[Extracted data — start]

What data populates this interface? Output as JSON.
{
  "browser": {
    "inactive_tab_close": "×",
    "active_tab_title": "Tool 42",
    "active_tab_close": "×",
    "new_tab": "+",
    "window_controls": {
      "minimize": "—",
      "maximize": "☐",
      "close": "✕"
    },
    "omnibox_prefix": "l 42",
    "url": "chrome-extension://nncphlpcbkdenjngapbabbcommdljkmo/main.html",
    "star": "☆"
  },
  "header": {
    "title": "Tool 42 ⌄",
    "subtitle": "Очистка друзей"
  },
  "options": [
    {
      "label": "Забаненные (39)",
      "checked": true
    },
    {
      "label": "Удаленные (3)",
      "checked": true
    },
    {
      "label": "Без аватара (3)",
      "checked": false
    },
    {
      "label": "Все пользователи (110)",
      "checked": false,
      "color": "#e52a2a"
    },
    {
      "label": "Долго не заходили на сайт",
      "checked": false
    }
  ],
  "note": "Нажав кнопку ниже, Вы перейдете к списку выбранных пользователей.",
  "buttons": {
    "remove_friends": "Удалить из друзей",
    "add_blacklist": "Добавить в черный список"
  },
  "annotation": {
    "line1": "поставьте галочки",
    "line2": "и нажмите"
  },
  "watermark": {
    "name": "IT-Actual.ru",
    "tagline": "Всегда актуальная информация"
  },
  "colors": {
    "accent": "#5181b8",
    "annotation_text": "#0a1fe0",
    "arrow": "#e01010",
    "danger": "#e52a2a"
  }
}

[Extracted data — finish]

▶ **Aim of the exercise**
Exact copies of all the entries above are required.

▶ **Expected output**
What data populates this interface? Output as JSON.
{
  "browser": {
    "inactive_tab_close": "×",
    "active_tab_title": "Tool 42",
    "active_tab_close": "×",
    "new_tab": "+",
    "window_controls": {
      "minimize": "—",
      "maximize": "☐",
      "close": "✕"
    },
    "omnibox_prefix": "l 42",
    "url": "chrome-extension://nncphlpcbkdenjngapbabbcommdljkmo/main.html",
    "star": "☆"
  },
  "header": {
    "title": "Tool 42 ⌄",
    "subtitle": "Очистка друзей"
  },
  "options": [
    {
      "label": "Забаненные (39)",
      "checked": true
    },
    {
      "label": "Удаленные (3)",
      "checked": true
    },
    {
      "label": "Без аватара (3)",
      "checked": false
    },
    {
      "label": "Все пользователи (110)",
      "checked": false,
      "color": "#e52a2a"
    },
    {
      "label": "Долго не заходили на сайт",
      "checked": false
    }
  ],
  "note": "Нажав кнопку ниже, Вы перейдете к списку выбранных пользователей.",
  "buttons": {
    "remove_friends": "Удалить из друзей",
    "add_blacklist": "Добавить в черный список"
  },
  "annotation": {
    "line1": "поставьте галочки",
    "line2": "и нажмите"
  },
  "watermark": {
    "name": "IT-Actual.ru",
    "tagline": "Всегда актуальная информация"
  },
  "colors": {
    "accent": "#5181b8",
    "annotation_text": "#0a1fe0",
    "arrow": "#e01010",
    "danger": "#e52a2a"
  }
}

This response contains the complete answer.